WORK REQUIRED: Please write out all the data exactly as shown.

***** DATA

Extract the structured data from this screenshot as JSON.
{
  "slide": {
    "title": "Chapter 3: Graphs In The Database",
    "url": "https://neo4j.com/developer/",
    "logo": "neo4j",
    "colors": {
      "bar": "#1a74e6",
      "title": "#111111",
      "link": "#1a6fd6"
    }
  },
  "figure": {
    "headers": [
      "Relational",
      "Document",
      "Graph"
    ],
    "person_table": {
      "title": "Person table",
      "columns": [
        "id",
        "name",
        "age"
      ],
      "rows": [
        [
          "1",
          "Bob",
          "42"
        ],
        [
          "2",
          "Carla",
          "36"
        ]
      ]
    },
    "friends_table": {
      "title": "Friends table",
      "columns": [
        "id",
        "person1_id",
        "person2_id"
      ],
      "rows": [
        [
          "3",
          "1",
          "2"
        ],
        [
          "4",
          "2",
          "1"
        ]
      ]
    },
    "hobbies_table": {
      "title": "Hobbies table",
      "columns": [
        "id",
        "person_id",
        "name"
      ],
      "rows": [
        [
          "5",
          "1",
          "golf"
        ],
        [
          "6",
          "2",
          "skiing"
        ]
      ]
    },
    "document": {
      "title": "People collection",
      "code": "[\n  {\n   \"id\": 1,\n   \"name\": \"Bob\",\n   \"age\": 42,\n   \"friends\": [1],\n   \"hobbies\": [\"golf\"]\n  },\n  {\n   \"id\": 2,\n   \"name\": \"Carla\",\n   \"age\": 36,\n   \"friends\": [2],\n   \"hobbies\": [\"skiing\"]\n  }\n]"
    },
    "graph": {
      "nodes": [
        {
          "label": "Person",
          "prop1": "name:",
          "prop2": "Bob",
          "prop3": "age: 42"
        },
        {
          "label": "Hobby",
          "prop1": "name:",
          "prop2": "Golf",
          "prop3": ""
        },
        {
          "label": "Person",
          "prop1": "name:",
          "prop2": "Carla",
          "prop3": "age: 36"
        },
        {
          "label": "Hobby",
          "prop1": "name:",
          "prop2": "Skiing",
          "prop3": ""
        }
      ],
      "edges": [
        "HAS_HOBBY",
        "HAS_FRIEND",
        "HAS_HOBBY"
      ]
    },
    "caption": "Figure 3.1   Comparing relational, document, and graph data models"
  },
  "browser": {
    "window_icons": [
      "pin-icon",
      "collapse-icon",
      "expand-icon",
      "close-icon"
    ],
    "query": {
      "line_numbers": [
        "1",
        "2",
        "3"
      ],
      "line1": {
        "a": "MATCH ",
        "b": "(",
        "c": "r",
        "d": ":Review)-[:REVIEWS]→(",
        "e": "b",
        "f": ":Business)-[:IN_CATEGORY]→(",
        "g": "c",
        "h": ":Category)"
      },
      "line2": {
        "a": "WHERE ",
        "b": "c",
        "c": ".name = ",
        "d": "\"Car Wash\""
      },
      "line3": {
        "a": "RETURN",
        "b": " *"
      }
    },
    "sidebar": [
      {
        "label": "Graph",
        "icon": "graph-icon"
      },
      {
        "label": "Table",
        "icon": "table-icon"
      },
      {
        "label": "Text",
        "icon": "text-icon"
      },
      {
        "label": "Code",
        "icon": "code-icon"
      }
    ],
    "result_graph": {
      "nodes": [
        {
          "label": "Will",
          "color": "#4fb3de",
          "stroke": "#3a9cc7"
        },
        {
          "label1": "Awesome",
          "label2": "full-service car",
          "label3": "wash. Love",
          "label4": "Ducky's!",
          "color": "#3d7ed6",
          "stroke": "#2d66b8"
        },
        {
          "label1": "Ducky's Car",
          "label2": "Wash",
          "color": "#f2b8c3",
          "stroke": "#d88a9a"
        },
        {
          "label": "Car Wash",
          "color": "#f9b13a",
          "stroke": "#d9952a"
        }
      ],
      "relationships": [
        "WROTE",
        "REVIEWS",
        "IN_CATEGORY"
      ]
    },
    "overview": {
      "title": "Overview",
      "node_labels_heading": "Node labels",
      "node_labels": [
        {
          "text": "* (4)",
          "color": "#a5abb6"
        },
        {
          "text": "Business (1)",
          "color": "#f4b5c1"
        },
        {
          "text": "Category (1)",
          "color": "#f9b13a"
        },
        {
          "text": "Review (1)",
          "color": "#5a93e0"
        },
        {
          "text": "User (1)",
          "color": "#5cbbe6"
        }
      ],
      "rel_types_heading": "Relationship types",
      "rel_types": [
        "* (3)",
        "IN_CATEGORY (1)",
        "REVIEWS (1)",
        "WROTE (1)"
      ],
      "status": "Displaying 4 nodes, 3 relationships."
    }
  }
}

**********

RESPONSE:
Extract the structured data from this screenshot as JSON.
{
  "slide": {
    "title": "Chapter 3: Graphs In The Database",
    "url": "https://neo4j.com/developer/",
    "logo": "neo4j",
    "colors": {
      "bar": "#1a74e6",
      "title": "#111111",
      "link": "#1a6fd6"
    }
  },
  "figure": {
    "headers": [
      "Relational",
      "Document",
      "Graph"
    ],
    "person_table": {
      "title": "Person table",
      "columns": [
        "id",
        "name",
        "age"
      ],
      "rows": [
        [
          "1",
          "Bob",
          "42"
        ],
        [
          "2",
          "Carla",
          "36"
        ]
      ]
    },
    "friends_table": {
      "title": "Friends table",
      "columns": [
        "id",
        "person1_id",
        "person2_id"
      ],
      "rows": [
        [
          "3",
          "1",
          "2"
        ],
        [
          "4",
          "2",
          "1"
        ]
      ]
    },
    "hobbies_table": {
      "title": "Hobbies table",
      "columns": [
        "id",
        "person_id",
        "name"
      ],
      "rows": [
        [
          "5",
          "1",
          "golf"
        ],
        [
          "6",
          "2",
          "skiing"
        ]
      ]
    },
    "document": {
      "title": "People collection",
      "code": "[\n  {\n   \"id\": 1,\n   \"name\": \"Bob\",\n   \"age\": 42,\n   \"friends\": [1],\n   \"hobbies\": [\"golf\"]\n  },\n  {\n   \"id\": 2,\n   \"name\": \"Carla\",\n   \"age\": 36,\n   \"friends\": [2],\n   \"hobbies\": [\"skiing\"]\n  }\n]"
    },
    "graph": {
      "nodes": [
        {
          "label": "Person",
          "prop1": "name:",
          "prop2": "Bob",
          "prop3": "age: 42"
        },
        {
          "label": "Hobby",
          "prop1": "name:",
          "prop2": "Golf",
          "prop3": ""
        },
        {
          "label": "Person",
          "prop1": "name:",
          "prop2": "Carla",
          "prop3": "age: 36"
        },
        {
          "label": "Hobby",
          "prop1": "name:",
          "prop2": "Skiing",
          "prop3": ""
        }
      ],
      "edges": [
        "HAS_HOBBY",
        "HAS_FRIEND",
        "HAS_HOBBY"
      ]
    },
    "caption": "Figure 3.1   Comparing relational, document, and graph data models"
  },
  "browser": {
    "window_icons": [
      "pin-icon",
      "collapse-icon",
      "expand-icon",
      "close-icon"
    ],
    "query": {
      "line_numbers": [
        "1",
        "2",
        "3"
      ],
      "line1": {
        "a": "MATCH ",
        "b": "(",
        "c": "r",
        "d": ":Review)-[:REVIEWS]→(",
        "e": "b",
        "f": ":Business)-[:IN_CATEGORY]→(",
        "g": "c",
        "h": ":Category)"
      },
      "line2": {
        "a": "WHERE ",
        "b": "c",
        "c": ".name = ",
        "d": "\"Car Wash\""
      },
      "line3": {
        "a": "RETURN",
        "b": " *"
      }
    },
    "sidebar": [
      {
        "label": "Graph",
        "icon": "graph-icon"
      },
      {
        "label": "Table",
        "icon": "table-icon"
      },
      {
        "label": "Text",
        "icon": "text-icon"
      },
      {
        "label": "Code",
        "icon": "code-icon"
      }
    ],
    "result_graph": {
      "nodes": [
        {
          "label": "Will",
          "color": "#4fb3de",
          "stroke": "#3a9cc7"
        },
        {
          "label1": "Awesome",
          "label2": "full-service car",
          "label3": "wash. Love",
          "label4": "Ducky's!",
          "color": "#3d7ed6",
          "stroke": "#2d66b8"
        },
        {
          "label1": "Ducky's Car",
          "label2": "Wash",
          "color": "#f2b8c3",
          "stroke": "#d88a9a"
        },
        {
          "label": "Car Wash",
          "color": "#f9b13a",
          "stroke": "#d9952a"
        }
      ],
      "relationships": [
        "WROTE",
        "REVIEWS",
        "IN_CATEGORY"
      ]
    },
    "overview": {
      "title": "Overview",
      "node_labels_heading": "Node labels",
      "node_labels": [
        {
          "text": "* (4)",
          "color": "#a5abb6"
        },
        {
          "text": "Business (1)",
          "color": "#f4b5c1"
        },
        {
          "text": "Category (1)",
          "color": "#f9b13a"
        },
        {
          "text": "Review (1)",
          "color": "#5a93e0"
        },
        {
          "text": "User (1)",
          "color": "#5cbbe6"
        }
      ],
      "rel_types_heading": "Relationship types",
      "rel_types": [
        "* (3)",
        "IN_CATEGORY (1)",
        "REVIEWS (1)",
        "WROTE (1)"
      ],
      "status": "Displaying 4 nodes, 3 relationships."
    }
  }
}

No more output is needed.